I remember saying goodbye to my parents as they departed the Kirkwood Village West parking lot in Cedar Rapids. The only thought that I had at the time was questioning if I was ready to live by myself for the first time. Being alone on the other side of the state only amplified my nerves. One activity that helped shaped my interests going forward was college radio. I’ll get back to radio, but first, you need some background on what led me there.
During my senior year of High School, I was under constant stress about my post-secondary education. I didn’t have a clear idea of what I wanted to do. Being able to complete several college classes through Western Iowa Tech during my senior year was a great advantage. I took everything from arc welding to a web coding class. Even then, no specific career path was piquing my interest. Community college provides a great opportunity for young students to discover their interests. Financially speaking, I was able to graduate from Western Iowa Tech without taking out any loans. According to Forbes, there are now over forty-five million borrowers with loans totaling $1.56 trillion. I’ll be honest that if I didn’t have the employee rebate for Morningside’s tuition I wouldn’t be here.

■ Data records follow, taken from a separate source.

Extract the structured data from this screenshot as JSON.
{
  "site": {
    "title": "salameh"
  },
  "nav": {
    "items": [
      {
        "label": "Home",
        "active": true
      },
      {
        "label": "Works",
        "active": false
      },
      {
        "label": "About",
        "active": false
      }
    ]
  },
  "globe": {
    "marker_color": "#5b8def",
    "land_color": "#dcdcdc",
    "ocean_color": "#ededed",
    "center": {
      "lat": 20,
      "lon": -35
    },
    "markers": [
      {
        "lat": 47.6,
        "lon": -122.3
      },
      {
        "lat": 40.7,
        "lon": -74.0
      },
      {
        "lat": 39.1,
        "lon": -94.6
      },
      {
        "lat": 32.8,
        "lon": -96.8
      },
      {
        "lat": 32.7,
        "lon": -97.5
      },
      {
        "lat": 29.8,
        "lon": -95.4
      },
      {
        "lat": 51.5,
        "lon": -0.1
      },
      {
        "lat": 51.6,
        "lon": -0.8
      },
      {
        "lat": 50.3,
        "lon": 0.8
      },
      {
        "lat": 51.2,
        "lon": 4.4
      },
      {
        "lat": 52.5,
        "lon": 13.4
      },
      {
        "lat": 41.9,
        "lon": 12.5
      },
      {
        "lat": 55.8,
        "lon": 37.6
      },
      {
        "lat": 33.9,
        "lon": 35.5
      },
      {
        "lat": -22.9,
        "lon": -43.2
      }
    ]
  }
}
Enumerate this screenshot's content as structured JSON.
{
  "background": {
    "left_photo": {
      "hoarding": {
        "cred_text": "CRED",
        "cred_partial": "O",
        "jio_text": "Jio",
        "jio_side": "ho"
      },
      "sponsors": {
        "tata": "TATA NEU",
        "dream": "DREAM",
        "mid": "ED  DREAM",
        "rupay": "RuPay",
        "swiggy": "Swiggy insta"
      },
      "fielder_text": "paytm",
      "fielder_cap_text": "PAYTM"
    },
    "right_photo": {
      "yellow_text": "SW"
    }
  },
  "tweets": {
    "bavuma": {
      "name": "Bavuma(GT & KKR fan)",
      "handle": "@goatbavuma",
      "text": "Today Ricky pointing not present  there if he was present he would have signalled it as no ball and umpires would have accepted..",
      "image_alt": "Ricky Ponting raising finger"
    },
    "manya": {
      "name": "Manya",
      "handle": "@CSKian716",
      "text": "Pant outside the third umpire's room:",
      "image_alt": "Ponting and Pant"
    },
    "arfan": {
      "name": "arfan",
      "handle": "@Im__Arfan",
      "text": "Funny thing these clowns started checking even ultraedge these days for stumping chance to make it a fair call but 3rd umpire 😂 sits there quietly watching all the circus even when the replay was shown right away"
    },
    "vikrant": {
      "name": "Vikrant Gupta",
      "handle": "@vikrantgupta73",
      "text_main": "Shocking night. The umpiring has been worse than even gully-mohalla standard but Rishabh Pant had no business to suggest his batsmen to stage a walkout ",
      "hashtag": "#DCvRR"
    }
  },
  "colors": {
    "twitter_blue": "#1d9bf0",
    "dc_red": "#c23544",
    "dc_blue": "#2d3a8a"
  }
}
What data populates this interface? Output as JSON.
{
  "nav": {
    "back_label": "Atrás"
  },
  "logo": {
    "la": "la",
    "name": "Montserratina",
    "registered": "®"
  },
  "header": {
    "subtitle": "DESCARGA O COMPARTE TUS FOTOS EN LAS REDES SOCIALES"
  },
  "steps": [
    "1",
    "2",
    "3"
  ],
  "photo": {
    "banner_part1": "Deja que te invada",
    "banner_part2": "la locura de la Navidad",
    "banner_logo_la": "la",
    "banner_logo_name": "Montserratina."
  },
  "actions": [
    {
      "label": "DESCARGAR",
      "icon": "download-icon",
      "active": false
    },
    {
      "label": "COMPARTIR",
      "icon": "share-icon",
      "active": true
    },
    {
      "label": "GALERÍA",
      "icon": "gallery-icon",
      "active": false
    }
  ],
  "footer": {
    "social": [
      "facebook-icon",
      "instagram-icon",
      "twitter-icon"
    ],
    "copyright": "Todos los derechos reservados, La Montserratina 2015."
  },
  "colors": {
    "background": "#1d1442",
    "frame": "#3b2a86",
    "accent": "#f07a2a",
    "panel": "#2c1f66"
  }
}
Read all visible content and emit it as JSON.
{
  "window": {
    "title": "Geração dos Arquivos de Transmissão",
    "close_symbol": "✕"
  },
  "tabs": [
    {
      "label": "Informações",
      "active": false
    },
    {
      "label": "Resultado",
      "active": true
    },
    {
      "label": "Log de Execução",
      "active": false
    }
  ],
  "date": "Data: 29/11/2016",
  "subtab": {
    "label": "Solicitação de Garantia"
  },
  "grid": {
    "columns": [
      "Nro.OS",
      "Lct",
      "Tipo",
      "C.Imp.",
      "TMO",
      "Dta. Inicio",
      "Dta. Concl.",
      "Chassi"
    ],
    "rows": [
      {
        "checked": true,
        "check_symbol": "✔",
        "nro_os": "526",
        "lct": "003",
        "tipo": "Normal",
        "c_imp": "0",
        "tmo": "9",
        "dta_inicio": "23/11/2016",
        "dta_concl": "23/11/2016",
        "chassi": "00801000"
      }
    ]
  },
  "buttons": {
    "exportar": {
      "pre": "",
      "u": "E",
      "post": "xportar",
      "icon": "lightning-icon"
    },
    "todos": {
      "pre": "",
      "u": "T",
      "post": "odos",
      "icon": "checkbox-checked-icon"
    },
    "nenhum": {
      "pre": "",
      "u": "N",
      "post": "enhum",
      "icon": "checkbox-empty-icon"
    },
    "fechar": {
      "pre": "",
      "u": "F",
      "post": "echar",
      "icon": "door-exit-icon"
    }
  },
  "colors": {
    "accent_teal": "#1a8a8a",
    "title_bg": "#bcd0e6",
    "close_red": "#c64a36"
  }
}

Looking back, I’m still not sure why I chose to enroll at Kirkwood. At the time, I was just working on completing my general education classes and would go from there. I think I was like any eighteen-year-old college student; I was eager to live on my own for the first time. Throughout particularly the first semester I didn’t enjoy the classes that I was enrolled in. It just felt like I was submitting assignments to check it off the list and to get to the end of the semester.
Being alone for the first time was both an exciting and nerve-wracking experience. Invigorating because it was my first taste of independence, but terrifying for that same reason. This would be the first time that I would be alone. Well not entirely since I had a family member who lived a stone’s throw from Cedar Rapids in Marion. But other than that, the nearest family I had was over four and a half hours away. For the most part, I was on my own. It was the first time that I had utilities in my name, had a lease in my name, and had to work two jobs on top of a full-time class load. At the time, it was overwhelming. Looking back on it, it was a valuable experience.
While I was at Kirkwood, I was just completing my general education requirements. Things you would expect like algebra, public speaking, and of course an introduction to college class. It wasn’t until my second semester when an area sparked my interest. While I was walking to my algebra class, I noticed a radio station. At the time, I thought that it was unusual to have a radio station in a college. When I peered into the large window into the station there were CD’s scattered everywhere in a disorganized mess. It looked like a bomb went off in the studio.
I reached out to my academic advisor to inquire about the radio station. She put me in contact with the station manager. After meeting with him he offered me a work-study position with KCCK. My responsibilities were pretty basic. I was essentially a production assistant who organized the studio, monitored the social media activity, and other housekeeping tasks. Eventually, I was able to become more involved as the semester progressed. I formed relationships and experiences that I still cherish to this day.
Their radio station is used only as an extra circular activity, not as an option for a major discipline. Because KCCK 88.3 FM is a public station that is licensed to the college, similar to KWIT on the Western Iowa Tech campus. What was intended to be “just a hobby” for students sparked an interest in me. When I returned to Sioux City and enrolled at WITCC, Audio Engineering became my major, my passion, and my career choice.
I had the pleasure of working with some talented students and faculty while at WITCC. The hands-on practical experience was both educational and enjoyable. Being able to be a part of Comet radio was a great stepping stone to what I would eventually do at Siouxland Public Radio and even at Morningside’s own KMSC.